      address        => '',
      api_servers    => '',
      configure_cbr0 => true,
      register_node  => true,
      pod_cidr       => '',

Start the proxy from a container instead of package:

  class { '::kubernetes::node::kube_proxy':
    manage_as         => 'container',
    bind_address      => '',
    kubeconfig        => '/etc/kubernetes/kubeconfig.yaml',
    hostname_override => $::hostname,
    proxy_mode        => 'iptables',

Start the apiserver from a pod instead of package:

This needs to have the kubelet running on the machine.

  class { '::kubernetes::master::apiserver':
    allow_privileged              => true,
    manage_as                     => 'pod',
    admission_control             => ['NamespaceLifecycle', 'LimitRanger', 'ServiceAccount', 'ResourceQuota',],
    service_account_lookup        => true,

Journald forward:

The class support a parameter called journald_forward_enable.

This was added because of the PIPE signal that is sent to go programs when systemd-journald dies.

For more information read here:


  include ::forward_journald
  Class['forward_journald'] -> Class['kubernetes::master']

How are we using this module

In our company we can have any number of kubernetes clusters. Because of this, we don't use special machines for "master" nodes (mostly because we don't have enough resources to start 3 extra machines for each cluster).

To achive HA, we start a kubelet service and an apiserver pod and a proxy pod on each node. We also have a dns ReplicationController and a "server" ReplicationController with a controller_manager and scheduler (each with a replica of 2).

Using this setup we can lose any machine and still have the cluster unaffected.

More details

We have only one etcd cluster for each location. Each kubernetes cluster has a specific path where it writes the data in etcd (set by etcd_prefix from kubernetes::master::apiserver class). We do the same with flannel:

    class { '::kubernetes::master::apiserver':
      etcd_prefix => "/company/kubernetes/${::organization}",
    class { '::flannel':
      etcd_prefix => "/company/network/${::organization}",

We use a "bootstrap" role that installs the classes from this module like this:

class { '::kubernetes::node::kubelet': allow_privileged => true, config => '/etc/kubernetes/manifests', config_purge => true, }

apiserver as pod
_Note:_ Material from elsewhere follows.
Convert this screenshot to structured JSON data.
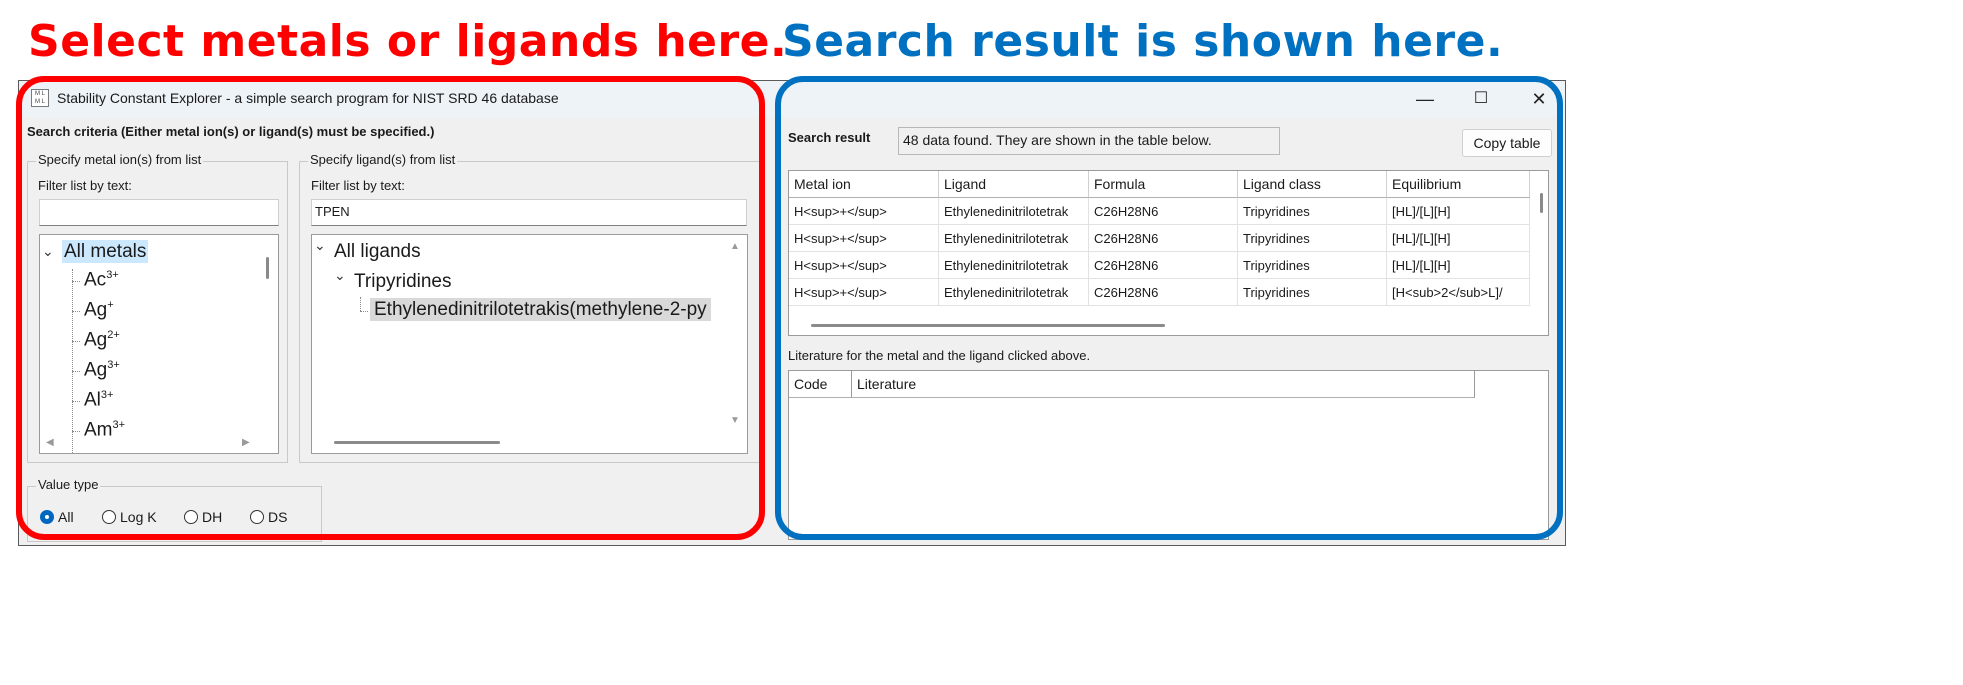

class { '::kubernetes::master::apiserver': allow_privileged => true, manage_as => 'pod', service_account_lookup => true, etcd_prefix => "/company/kubernetes/${::organization}", }

kube_proxy as pod

class { '::kubernetes::node::kube_proxy': manage_as => 'pod', bind_address => '', kubeconfig => '/etc/kubernetes/kubeconfig.yaml', hostname_override => $::hostname, proxy_mode => 'iptables', }

controller_manager as pod

class { '::kubernetes::master::controller_manager': manage_as => 'pod', container_image => "external/hyperkube-amd64:${::conf_kubernetes::hyperkube_version}", root_ca_file => $::conf_kubernetes::ca_file, service_account_private_key_file => $::conf_kubernetes::service_key_file, }

scheduler as pod

class { '::kubernetes::master::scheduler': manage_as => 'pod', container_image => "external/hyperkube-amd64:${::conf_kubernetes::hyperkube_version}", }

At this point we have a working kubernetes cluster. Using a couple of execs we create a rc for dns and a special rc with 2 containers: controller_manager and scheduler.

After this we can change the role to the more generic one, where we don't have the '::kubernetes::master::controller_manager' and '::kubernetes::master::scheduler' classes present. This will force puppet to delete the specific pod files and leave the controller_manager and scheduler running only inside kubernetes as a ReplicationController with 2 replicas.

Each new node in the cluster is installed using the generic role.